[Extracted records]

□ □ □ □

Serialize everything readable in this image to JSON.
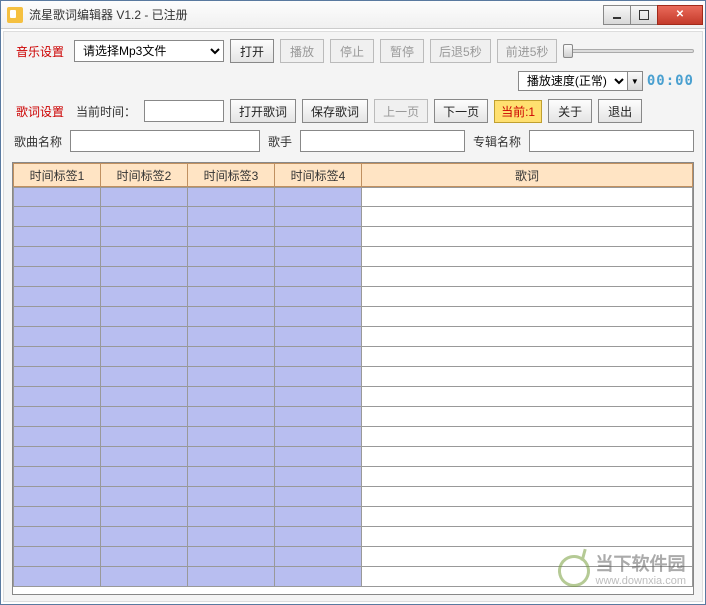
{
  "window": {
    "title": "流星歌词编辑器 V1.2 - 已注册"
  },
  "toolbar1": {
    "section_label": "音乐设置",
    "file_placeholder": "请选择Mp3文件",
    "open": "打开",
    "play": "播放",
    "stop": "停止",
    "pause": "暂停",
    "back5": "后退5秒",
    "fwd5": "前进5秒",
    "speed_label": "播放速度(正常)",
    "time_display": "00:00"
  },
  "toolbar2": {
    "section_label": "歌词设置",
    "current_time_label": "当前时间：",
    "current_time_value": "",
    "open_lyric": "打开歌词",
    "save_lyric": "保存歌词",
    "prev_page": "上一页",
    "next_page": "下一页",
    "current_badge": "当前:1",
    "about": "关于",
    "exit": "退出"
  },
  "meta": {
    "song_label": "歌曲名称",
    "song_value": "",
    "singer_label": "歌手",
    "singer_value": "",
    "album_label": "专辑名称",
    "album_value": ""
  },
  "table": {
    "headers": {
      "ts1": "时间标签1",
      "ts2": "时间标签2",
      "ts3": "时间标签3",
      "ts4": "时间标签4",
      "lyric": "歌词"
    },
    "row_count": 20
  },
  "watermark": {
    "main": "当下软件园",
    "sub": "www.downxia.com"
  }
}
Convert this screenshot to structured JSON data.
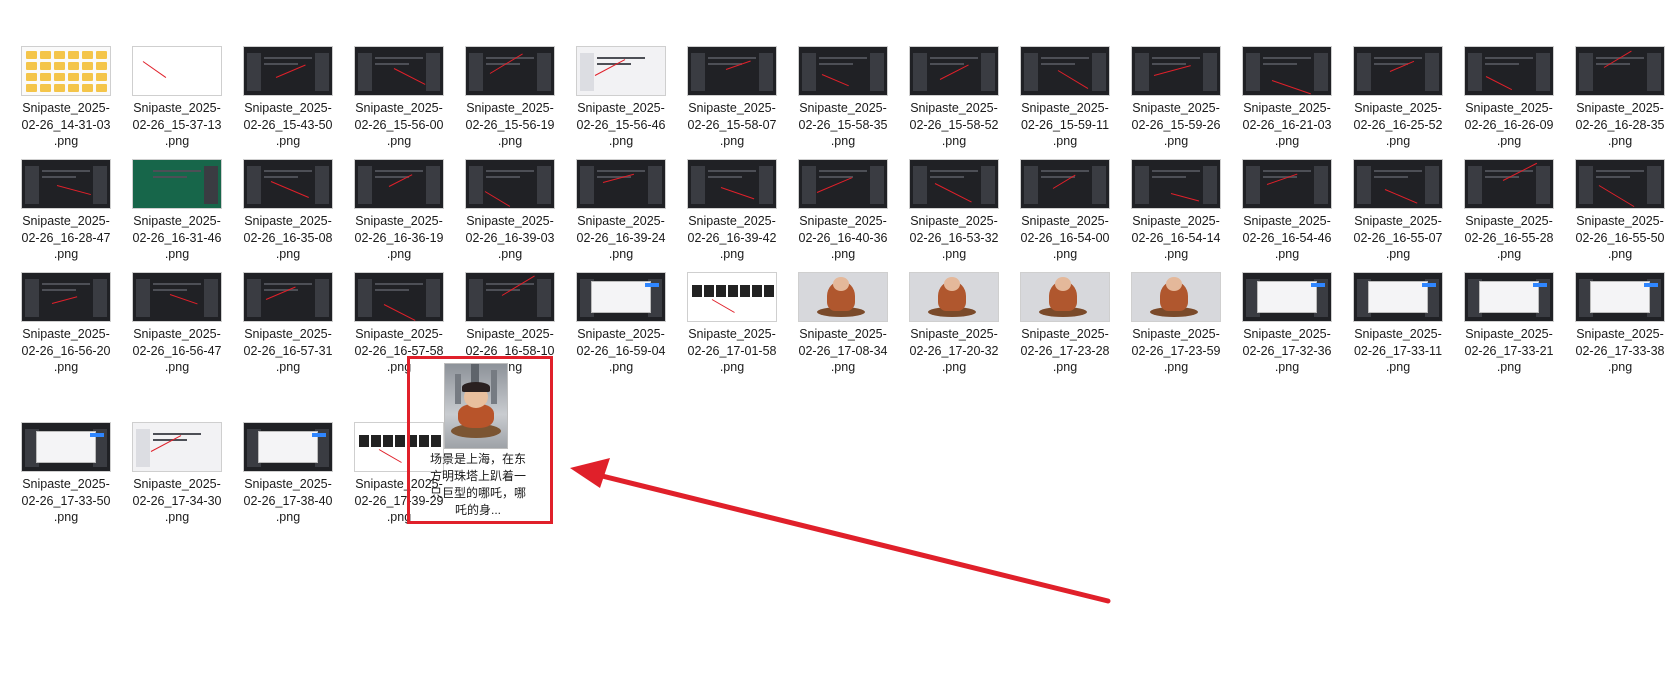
{
  "files": [
    {
      "name_line1": "Snipaste_2025-",
      "name_line2": "02-26_14-31-03",
      "ext": ".png",
      "thumb": "folder-grid"
    },
    {
      "name_line1": "Snipaste_2025-",
      "name_line2": "02-26_15-37-13",
      "ext": ".png",
      "thumb": "light-blank"
    },
    {
      "name_line1": "Snipaste_2025-",
      "name_line2": "02-26_15-43-50",
      "ext": ".png",
      "thumb": "dark-editor"
    },
    {
      "name_line1": "Snipaste_2025-",
      "name_line2": "02-26_15-56-00",
      "ext": ".png",
      "thumb": "dark-editor"
    },
    {
      "name_line1": "Snipaste_2025-",
      "name_line2": "02-26_15-56-19",
      "ext": ".png",
      "thumb": "dark-editor"
    },
    {
      "name_line1": "Snipaste_2025-",
      "name_line2": "02-26_15-56-46",
      "ext": ".png",
      "thumb": "light-window"
    },
    {
      "name_line1": "Snipaste_2025-",
      "name_line2": "02-26_15-58-07",
      "ext": ".png",
      "thumb": "dark-editor"
    },
    {
      "name_line1": "Snipaste_2025-",
      "name_line2": "02-26_15-58-35",
      "ext": ".png",
      "thumb": "dark-editor"
    },
    {
      "name_line1": "Snipaste_2025-",
      "name_line2": "02-26_15-58-52",
      "ext": ".png",
      "thumb": "dark-editor"
    },
    {
      "name_line1": "Snipaste_2025-",
      "name_line2": "02-26_15-59-11",
      "ext": ".png",
      "thumb": "dark-editor"
    },
    {
      "name_line1": "Snipaste_2025-",
      "name_line2": "02-26_15-59-26",
      "ext": ".png",
      "thumb": "dark-editor"
    },
    {
      "name_line1": "Snipaste_2025-",
      "name_line2": "02-26_16-21-03",
      "ext": ".png",
      "thumb": "dark-editor"
    },
    {
      "name_line1": "Snipaste_2025-",
      "name_line2": "02-26_16-25-52",
      "ext": ".png",
      "thumb": "dark-editor"
    },
    {
      "name_line1": "Snipaste_2025-",
      "name_line2": "02-26_16-26-09",
      "ext": ".png",
      "thumb": "dark-editor"
    },
    {
      "name_line1": "Snipaste_2025-",
      "name_line2": "02-26_16-28-35",
      "ext": ".png",
      "thumb": "dark-editor"
    },
    {
      "name_line1": "Snipaste_2025-",
      "name_line2": "02-26_16-28-47",
      "ext": ".png",
      "thumb": "dark-editor"
    },
    {
      "name_line1": "Snipaste_2025-",
      "name_line2": "02-26_16-31-46",
      "ext": ".png",
      "thumb": "green-editor"
    },
    {
      "name_line1": "Snipaste_2025-",
      "name_line2": "02-26_16-35-08",
      "ext": ".png",
      "thumb": "dark-editor"
    },
    {
      "name_line1": "Snipaste_2025-",
      "name_line2": "02-26_16-36-19",
      "ext": ".png",
      "thumb": "dark-editor"
    },
    {
      "name_line1": "Snipaste_2025-",
      "name_line2": "02-26_16-39-03",
      "ext": ".png",
      "thumb": "dark-editor"
    },
    {
      "name_line1": "Snipaste_2025-",
      "name_line2": "02-26_16-39-24",
      "ext": ".png",
      "thumb": "dark-editor"
    },
    {
      "name_line1": "Snipaste_2025-",
      "name_line2": "02-26_16-39-42",
      "ext": ".png",
      "thumb": "dark-editor"
    },
    {
      "name_line1": "Snipaste_2025-",
      "name_line2": "02-26_16-40-36",
      "ext": ".png",
      "thumb": "dark-editor"
    },
    {
      "name_line1": "Snipaste_2025-",
      "name_line2": "02-26_16-53-32",
      "ext": ".png",
      "thumb": "dark-editor"
    },
    {
      "name_line1": "Snipaste_2025-",
      "name_line2": "02-26_16-54-00",
      "ext": ".png",
      "thumb": "dark-editor"
    },
    {
      "name_line1": "Snipaste_2025-",
      "name_line2": "02-26_16-54-14",
      "ext": ".png",
      "thumb": "dark-editor"
    },
    {
      "name_line1": "Snipaste_2025-",
      "name_line2": "02-26_16-54-46",
      "ext": ".png",
      "thumb": "dark-editor"
    },
    {
      "name_line1": "Snipaste_2025-",
      "name_line2": "02-26_16-55-07",
      "ext": ".png",
      "thumb": "dark-editor"
    },
    {
      "name_line1": "Snipaste_2025-",
      "name_line2": "02-26_16-55-28",
      "ext": ".png",
      "thumb": "dark-editor"
    },
    {
      "name_line1": "Snipaste_2025-",
      "name_line2": "02-26_16-55-50",
      "ext": ".png",
      "thumb": "dark-editor"
    },
    {
      "name_line1": "Snipaste_2025-",
      "name_line2": "02-26_16-56-20",
      "ext": ".png",
      "thumb": "dark-editor"
    },
    {
      "name_line1": "Snipaste_2025-",
      "name_line2": "02-26_16-56-47",
      "ext": ".png",
      "thumb": "dark-editor"
    },
    {
      "name_line1": "Snipaste_2025-",
      "name_line2": "02-26_16-57-31",
      "ext": ".png",
      "thumb": "dark-editor"
    },
    {
      "name_line1": "Snipaste_2025-",
      "name_line2": "02-26_16-57-58",
      "ext": ".png",
      "thumb": "dark-editor"
    },
    {
      "name_line1": "Snipaste_2025-",
      "name_line2": "02-26_16-58-10",
      "ext": ".png",
      "thumb": "dark-editor"
    },
    {
      "name_line1": "Snipaste_2025-",
      "name_line2": "02-26_16-59-04",
      "ext": ".png",
      "thumb": "dark-dialog"
    },
    {
      "name_line1": "Snipaste_2025-",
      "name_line2": "02-26_17-01-58",
      "ext": ".png",
      "thumb": "film-strip"
    },
    {
      "name_line1": "Snipaste_2025-",
      "name_line2": "02-26_17-08-34",
      "ext": ".png",
      "thumb": "photo-figure"
    },
    {
      "name_line1": "Snipaste_2025-",
      "name_line2": "02-26_17-20-32",
      "ext": ".png",
      "thumb": "photo-figure"
    },
    {
      "name_line1": "Snipaste_2025-",
      "name_line2": "02-26_17-23-28",
      "ext": ".png",
      "thumb": "photo-figure"
    },
    {
      "name_line1": "Snipaste_2025-",
      "name_line2": "02-26_17-23-59",
      "ext": ".png",
      "thumb": "photo-figure"
    },
    {
      "name_line1": "Snipaste_2025-",
      "name_line2": "02-26_17-32-36",
      "ext": ".png",
      "thumb": "dark-dialog"
    },
    {
      "name_line1": "Snipaste_2025-",
      "name_line2": "02-26_17-33-11",
      "ext": ".png",
      "thumb": "dark-dialog"
    },
    {
      "name_line1": "Snipaste_2025-",
      "name_line2": "02-26_17-33-21",
      "ext": ".png",
      "thumb": "dark-dialog"
    },
    {
      "name_line1": "Snipaste_2025-",
      "name_line2": "02-26_17-33-38",
      "ext": ".png",
      "thumb": "dark-dialog"
    },
    {
      "name_line1": "Snipaste_2025-",
      "name_line2": "02-26_17-33-50",
      "ext": ".png",
      "thumb": "dark-dialog"
    },
    {
      "name_line1": "Snipaste_2025-",
      "name_line2": "02-26_17-34-30",
      "ext": ".png",
      "thumb": "light-window"
    },
    {
      "name_line1": "Snipaste_2025-",
      "name_line2": "02-26_17-38-40",
      "ext": ".png",
      "thumb": "dark-dialog"
    },
    {
      "name_line1": "Snipaste_2025-",
      "name_line2": "02-26_17-39-29",
      "ext": ".png",
      "thumb": "film-strip"
    }
  ],
  "selected_file": {
    "caption": "场景是上海，在东方明珠塔上趴着一只巨型的哪吒，哪吒的身...",
    "thumb": "nezha-portrait"
  },
  "annotation": {
    "highlight_color": "#e0202a",
    "arrow_color": "#e0202a",
    "type": "red-box-and-arrow"
  }
}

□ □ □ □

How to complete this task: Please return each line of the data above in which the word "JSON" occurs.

Exercise answer:
Serialize everything readable in this image to JSON.
Convert this screenshot to structured JSON data.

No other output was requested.